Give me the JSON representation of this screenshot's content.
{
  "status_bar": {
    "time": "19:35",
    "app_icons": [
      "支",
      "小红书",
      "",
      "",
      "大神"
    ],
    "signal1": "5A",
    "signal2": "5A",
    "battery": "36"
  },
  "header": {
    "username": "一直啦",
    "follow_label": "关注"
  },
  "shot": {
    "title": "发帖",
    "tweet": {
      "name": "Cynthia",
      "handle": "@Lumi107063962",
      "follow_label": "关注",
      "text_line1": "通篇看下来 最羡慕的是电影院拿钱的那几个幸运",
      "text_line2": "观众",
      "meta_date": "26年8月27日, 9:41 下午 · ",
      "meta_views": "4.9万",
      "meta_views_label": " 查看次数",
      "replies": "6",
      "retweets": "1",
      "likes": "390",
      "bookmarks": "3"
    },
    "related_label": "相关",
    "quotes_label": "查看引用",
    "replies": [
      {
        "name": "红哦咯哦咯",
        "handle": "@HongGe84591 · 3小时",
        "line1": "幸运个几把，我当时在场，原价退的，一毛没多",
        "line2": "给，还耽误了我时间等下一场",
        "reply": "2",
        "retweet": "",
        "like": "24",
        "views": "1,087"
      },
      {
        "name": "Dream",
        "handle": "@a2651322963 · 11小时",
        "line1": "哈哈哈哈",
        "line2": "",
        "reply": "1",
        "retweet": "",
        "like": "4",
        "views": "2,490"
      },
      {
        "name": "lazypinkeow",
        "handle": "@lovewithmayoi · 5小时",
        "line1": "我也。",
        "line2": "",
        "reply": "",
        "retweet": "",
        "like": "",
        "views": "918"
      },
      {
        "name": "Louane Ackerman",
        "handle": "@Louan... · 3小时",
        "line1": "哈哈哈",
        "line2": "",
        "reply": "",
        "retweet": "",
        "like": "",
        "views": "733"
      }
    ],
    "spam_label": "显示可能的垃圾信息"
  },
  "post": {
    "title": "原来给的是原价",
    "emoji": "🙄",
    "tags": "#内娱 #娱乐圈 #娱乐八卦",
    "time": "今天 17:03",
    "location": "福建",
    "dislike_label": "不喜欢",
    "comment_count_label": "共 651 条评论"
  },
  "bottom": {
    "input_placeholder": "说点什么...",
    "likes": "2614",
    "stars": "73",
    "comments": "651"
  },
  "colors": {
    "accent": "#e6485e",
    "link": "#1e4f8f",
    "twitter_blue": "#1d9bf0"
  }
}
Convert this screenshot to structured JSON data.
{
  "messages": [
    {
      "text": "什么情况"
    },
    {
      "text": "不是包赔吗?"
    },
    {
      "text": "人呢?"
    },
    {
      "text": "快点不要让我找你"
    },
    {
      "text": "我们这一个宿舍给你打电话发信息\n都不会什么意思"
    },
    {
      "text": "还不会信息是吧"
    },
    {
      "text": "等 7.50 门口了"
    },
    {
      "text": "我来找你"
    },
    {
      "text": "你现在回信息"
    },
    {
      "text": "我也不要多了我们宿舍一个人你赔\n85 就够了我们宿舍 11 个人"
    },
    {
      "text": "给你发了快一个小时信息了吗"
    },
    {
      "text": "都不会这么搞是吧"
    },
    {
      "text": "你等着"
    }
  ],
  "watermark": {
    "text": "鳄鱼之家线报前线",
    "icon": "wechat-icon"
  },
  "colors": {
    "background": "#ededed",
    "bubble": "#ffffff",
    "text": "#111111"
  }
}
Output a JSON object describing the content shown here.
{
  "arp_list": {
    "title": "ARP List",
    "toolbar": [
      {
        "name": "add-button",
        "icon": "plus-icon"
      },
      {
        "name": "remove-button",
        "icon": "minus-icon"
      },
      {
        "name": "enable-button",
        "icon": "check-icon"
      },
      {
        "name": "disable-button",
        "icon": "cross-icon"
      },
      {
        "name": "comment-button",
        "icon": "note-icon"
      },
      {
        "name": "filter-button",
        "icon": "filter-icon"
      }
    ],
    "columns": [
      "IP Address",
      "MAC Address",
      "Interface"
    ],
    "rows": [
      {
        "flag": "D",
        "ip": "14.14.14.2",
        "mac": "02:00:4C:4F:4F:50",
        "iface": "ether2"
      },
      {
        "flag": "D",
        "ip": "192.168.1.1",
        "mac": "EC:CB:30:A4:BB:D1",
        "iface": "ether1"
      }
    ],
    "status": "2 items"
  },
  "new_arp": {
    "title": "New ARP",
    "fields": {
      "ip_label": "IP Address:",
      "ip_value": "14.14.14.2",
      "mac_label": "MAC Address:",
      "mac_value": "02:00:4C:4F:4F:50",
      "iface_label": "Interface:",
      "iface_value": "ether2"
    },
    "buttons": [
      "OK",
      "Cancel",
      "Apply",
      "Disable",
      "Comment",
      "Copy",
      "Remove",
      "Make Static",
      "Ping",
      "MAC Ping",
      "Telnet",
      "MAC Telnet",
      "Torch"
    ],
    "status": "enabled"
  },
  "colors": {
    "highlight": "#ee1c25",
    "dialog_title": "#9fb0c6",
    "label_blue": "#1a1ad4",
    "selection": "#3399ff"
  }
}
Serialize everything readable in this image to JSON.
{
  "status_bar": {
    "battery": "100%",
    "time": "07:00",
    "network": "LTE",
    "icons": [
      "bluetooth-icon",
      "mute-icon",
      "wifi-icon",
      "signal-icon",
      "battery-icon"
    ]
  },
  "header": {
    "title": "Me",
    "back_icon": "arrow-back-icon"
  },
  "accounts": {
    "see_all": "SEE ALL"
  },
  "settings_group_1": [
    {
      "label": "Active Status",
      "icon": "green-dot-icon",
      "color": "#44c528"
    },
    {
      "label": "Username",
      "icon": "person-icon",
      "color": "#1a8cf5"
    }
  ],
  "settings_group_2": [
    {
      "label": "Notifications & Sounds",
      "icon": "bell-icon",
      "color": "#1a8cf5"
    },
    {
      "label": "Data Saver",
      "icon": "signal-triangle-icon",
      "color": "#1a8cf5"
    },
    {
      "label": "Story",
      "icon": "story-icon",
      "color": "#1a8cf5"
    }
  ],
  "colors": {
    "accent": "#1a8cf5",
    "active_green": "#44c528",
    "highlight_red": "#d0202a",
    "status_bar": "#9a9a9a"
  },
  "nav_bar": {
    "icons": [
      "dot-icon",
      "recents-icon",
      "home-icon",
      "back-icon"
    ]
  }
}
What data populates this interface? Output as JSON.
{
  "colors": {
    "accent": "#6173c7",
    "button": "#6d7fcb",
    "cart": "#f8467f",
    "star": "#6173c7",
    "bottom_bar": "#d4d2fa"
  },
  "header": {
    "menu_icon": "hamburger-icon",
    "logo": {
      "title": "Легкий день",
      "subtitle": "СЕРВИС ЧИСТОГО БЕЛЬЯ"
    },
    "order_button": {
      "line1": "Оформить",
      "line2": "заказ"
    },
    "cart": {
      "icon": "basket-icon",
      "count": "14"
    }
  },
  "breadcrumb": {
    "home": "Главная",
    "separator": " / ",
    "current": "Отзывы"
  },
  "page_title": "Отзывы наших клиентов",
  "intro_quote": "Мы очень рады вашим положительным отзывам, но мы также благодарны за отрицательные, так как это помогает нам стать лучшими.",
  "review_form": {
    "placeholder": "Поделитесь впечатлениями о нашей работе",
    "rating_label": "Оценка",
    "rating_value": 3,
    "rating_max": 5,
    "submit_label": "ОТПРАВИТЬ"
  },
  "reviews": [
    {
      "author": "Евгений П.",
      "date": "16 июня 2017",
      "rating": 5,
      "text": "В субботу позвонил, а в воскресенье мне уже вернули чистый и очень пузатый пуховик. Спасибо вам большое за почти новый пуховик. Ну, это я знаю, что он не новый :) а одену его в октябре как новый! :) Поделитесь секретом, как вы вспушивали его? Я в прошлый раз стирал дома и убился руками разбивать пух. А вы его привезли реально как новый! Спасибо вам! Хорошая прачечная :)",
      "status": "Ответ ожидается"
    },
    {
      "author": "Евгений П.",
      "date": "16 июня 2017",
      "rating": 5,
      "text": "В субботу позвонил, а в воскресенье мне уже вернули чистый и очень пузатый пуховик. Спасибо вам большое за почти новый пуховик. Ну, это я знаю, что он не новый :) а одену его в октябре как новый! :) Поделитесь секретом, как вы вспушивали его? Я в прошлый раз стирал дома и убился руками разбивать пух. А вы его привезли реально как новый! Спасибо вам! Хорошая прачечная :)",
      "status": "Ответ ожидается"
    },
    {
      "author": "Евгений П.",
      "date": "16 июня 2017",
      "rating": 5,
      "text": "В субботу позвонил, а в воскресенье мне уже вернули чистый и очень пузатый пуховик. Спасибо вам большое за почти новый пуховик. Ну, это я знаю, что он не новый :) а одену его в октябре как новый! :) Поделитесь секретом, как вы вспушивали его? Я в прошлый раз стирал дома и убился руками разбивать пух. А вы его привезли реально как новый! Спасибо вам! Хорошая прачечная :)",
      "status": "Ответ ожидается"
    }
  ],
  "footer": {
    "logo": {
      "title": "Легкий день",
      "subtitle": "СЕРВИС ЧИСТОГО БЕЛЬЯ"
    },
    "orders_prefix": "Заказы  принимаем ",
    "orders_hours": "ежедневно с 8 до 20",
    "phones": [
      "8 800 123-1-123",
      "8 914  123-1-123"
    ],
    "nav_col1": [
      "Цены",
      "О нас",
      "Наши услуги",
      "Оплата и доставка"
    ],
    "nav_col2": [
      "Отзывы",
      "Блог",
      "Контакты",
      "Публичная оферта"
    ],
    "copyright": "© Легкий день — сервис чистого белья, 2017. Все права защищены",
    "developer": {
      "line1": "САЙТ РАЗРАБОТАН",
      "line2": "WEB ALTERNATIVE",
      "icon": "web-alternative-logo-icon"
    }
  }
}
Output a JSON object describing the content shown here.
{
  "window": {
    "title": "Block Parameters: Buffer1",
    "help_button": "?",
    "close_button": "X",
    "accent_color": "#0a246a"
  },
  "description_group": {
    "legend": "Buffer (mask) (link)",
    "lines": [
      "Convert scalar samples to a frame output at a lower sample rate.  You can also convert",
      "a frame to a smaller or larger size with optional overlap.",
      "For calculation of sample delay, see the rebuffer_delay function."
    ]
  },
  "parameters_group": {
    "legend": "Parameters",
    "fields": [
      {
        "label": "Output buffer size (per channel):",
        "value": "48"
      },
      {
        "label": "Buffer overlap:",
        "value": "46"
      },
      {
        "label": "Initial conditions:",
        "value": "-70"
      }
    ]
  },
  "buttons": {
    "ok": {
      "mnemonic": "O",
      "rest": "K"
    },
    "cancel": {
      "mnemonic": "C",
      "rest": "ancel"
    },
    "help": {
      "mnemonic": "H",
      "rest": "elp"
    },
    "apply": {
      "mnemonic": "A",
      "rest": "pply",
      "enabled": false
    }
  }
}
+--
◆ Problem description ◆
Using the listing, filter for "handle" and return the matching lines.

◆ Solution for this task ◆
      "handle": "@Lumi107063962",
        "handle": "@HongGe84591 · 3小时",
        "handle": "@a2651322963 · 11小时",
        "handle": "@lovewithmayoi · 5小时",
        "handle": "@Louan... · 3小时",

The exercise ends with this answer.